-causes delirium, uncoordination, focalization, agitation
-induces muscle rigidity, salivation, anyway secretions
what other drugs do we combine dissociatives with for better sedation ? (3)
alpha 2 agonists
-acts on glutamate binding sites, NMDA and non NMDA receptors
-potentiates GABA inhibition
-antagonism of NMDA receptor causes amnesiac and psychosensory effects, analgesia, neutoprotection
somatic vs visceral analgesia of dissociatives
what are the 2 dissociatives that we use?
2)Tiletamine (in Telazol)
Vicky the notes you're looking for:
(Tiletamine and Zolazepam are in the bottle of Telazol. Zolazepam combats the muscle rigidity that tiletamine (all dissociatives) profuce.

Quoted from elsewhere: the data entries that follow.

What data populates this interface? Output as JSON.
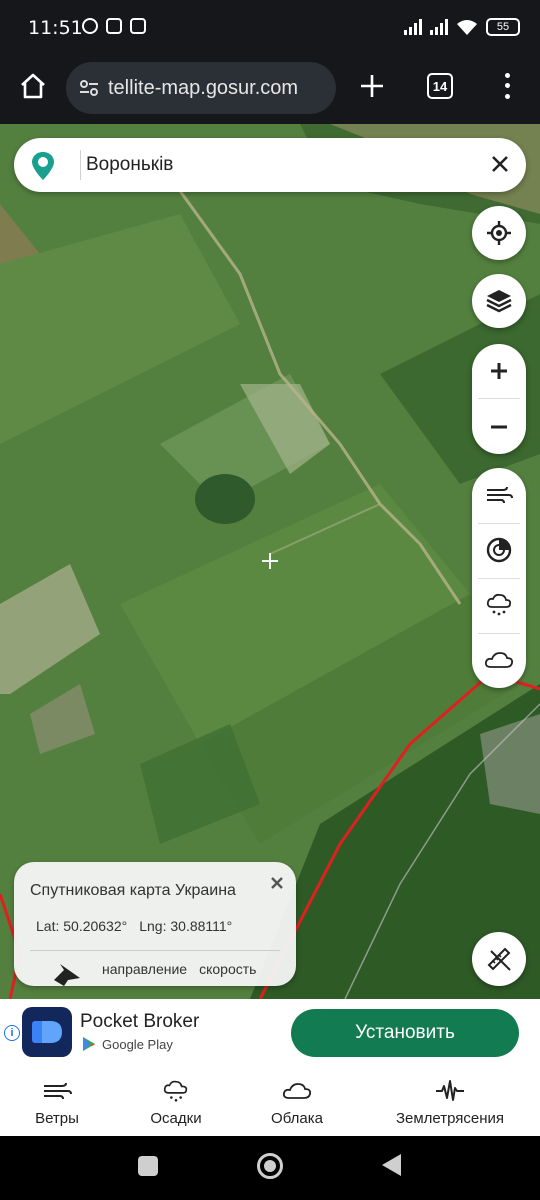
{
  "status_bar": {
    "time": "11:51",
    "battery": "55",
    "icons": [
      "viber-icon",
      "message-icon",
      "upload-icon",
      "signal-icon",
      "signal-icon",
      "wifi-icon",
      "battery-icon"
    ]
  },
  "browser": {
    "url": "tellite-map.gosur.com",
    "tab_count": "14"
  },
  "map": {
    "search_query": "Вороньків",
    "info_card": {
      "title": "Спутниковая карта Украина",
      "lat": "Lat: 50.20632°",
      "lng": "Lng: 30.88111°",
      "label_direction": "направление",
      "label_speed": "скорость"
    },
    "boundary_color": "#e02020"
  },
  "ad": {
    "app_name": "Pocket Broker",
    "store": "Google Play",
    "install_label": "Установить",
    "accent_color": "#137b51"
  },
  "tabs": [
    {
      "label": "Ветры",
      "icon": "wind-icon"
    },
    {
      "label": "Осадки",
      "icon": "rain-cloud-icon"
    },
    {
      "label": "Облака",
      "icon": "cloud-icon"
    },
    {
      "label": "Землетрясения",
      "icon": "seismic-icon"
    }
  ]
}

Note that because dogs will metabolize the zolazepam faster than the tiletamine in the dose they will not recover as smooth as cats will)

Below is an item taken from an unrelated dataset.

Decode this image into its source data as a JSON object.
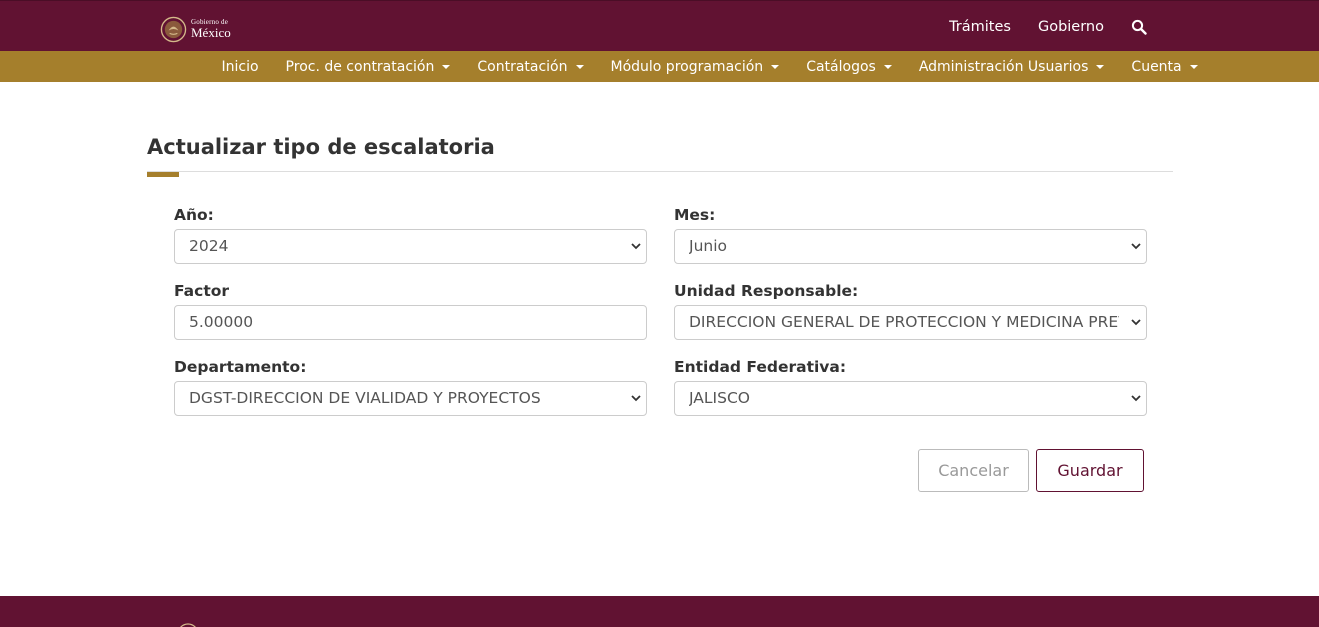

neuroactive steroid mechanism
-enhances interaction of GABA receptor complex to produce anesthesia and muscle relaxation
-analogue of progesterone
what is the neuroactive steroid that we use
-AVOID in large dogs due to large volume
-fast onset, short duration
-respiratory depression, hypotension, mild increase in HR
-safer for cats with hypertrophic cardiomyopathy
T/F : alfaxalone is safer for cats with hypertrophic cardiomyopathy
sedative/ analgesics : alpha 2 agonist
-blocks alpha 2 receptors and inhibits norepinephrine release, leasing to sedation
-NOT a controlled substance
types of alpha 2 agonists
alpha 2 agonists on the heart
-increases vagal tone leading to AV block
-dec. HR -> dec. CO, BP(BP increases after time however) and can lower threshold for dysrhythmias
- Cardiovascular side effects are dose dependent
- respiratory depression, hypoinsulinemia, hyperglycemia, reduce GI motility, hypothermia, vomiting (especially cats), sweating, inc. intensity of uterine contractions
Alpha 2 agonists are more potent the more selective they are to the alpha 2 receptor. The more potent the less volume of drug is needed to produce effect. What is the order of potency of the alpha 2 agonists?
Dex(medetomidine) >>> Romifidine >> Detomidine > Clonidine > Xylazine
Which animals are more sensitive to alpha 2 agonists?
Ruminants especially, small lab animals are the least sensitive
alpha 2 reversal agent?
Yohimbine or Tolazoline for Xylazine.
Atipamezole for everything
using alpha 2s with horses?
Detomidine CRI for standing procedures. Can use Romifidine, xylazine, detomidine, dex for premed. MAC sparing effect on inhalants, Good for smooth recoveries.
Most of the alpha 2 ags can be used for small animals and horses except _______ cannot be used in dogs.
opioids mechanism of action
inhibits pain transmission at the dorsal horn of the spinal cord. they activate descending inhibitory pathways.
mu, kappa, delta G protein receptors.
Partial agonists have a __________ effect that plateaus at a lower level of effect than full agonists.
How long do they last?
morphine, hydromorphone, methadone?
Side-effects of Opioids?
bradycardia, vomiting, histamine release, hyperthermia in cats, dysphoria
pure mu agonists cause
excitement and inhibition of GI activity
for ASA I/II use:
Ace + Opioid +/- Dex
for ASA III/IV/V/E, pediatrics or geriatrics use:
Benzodiazepines + Opioid +/- Atropine
Crazy cat, what do you want to knock it down with?
Alfaxalone + Opioid
Ideal pre-meds for horses?
Alpha 2 + Opioid
2 month puppy in for a spay?
Diazepam + Opioid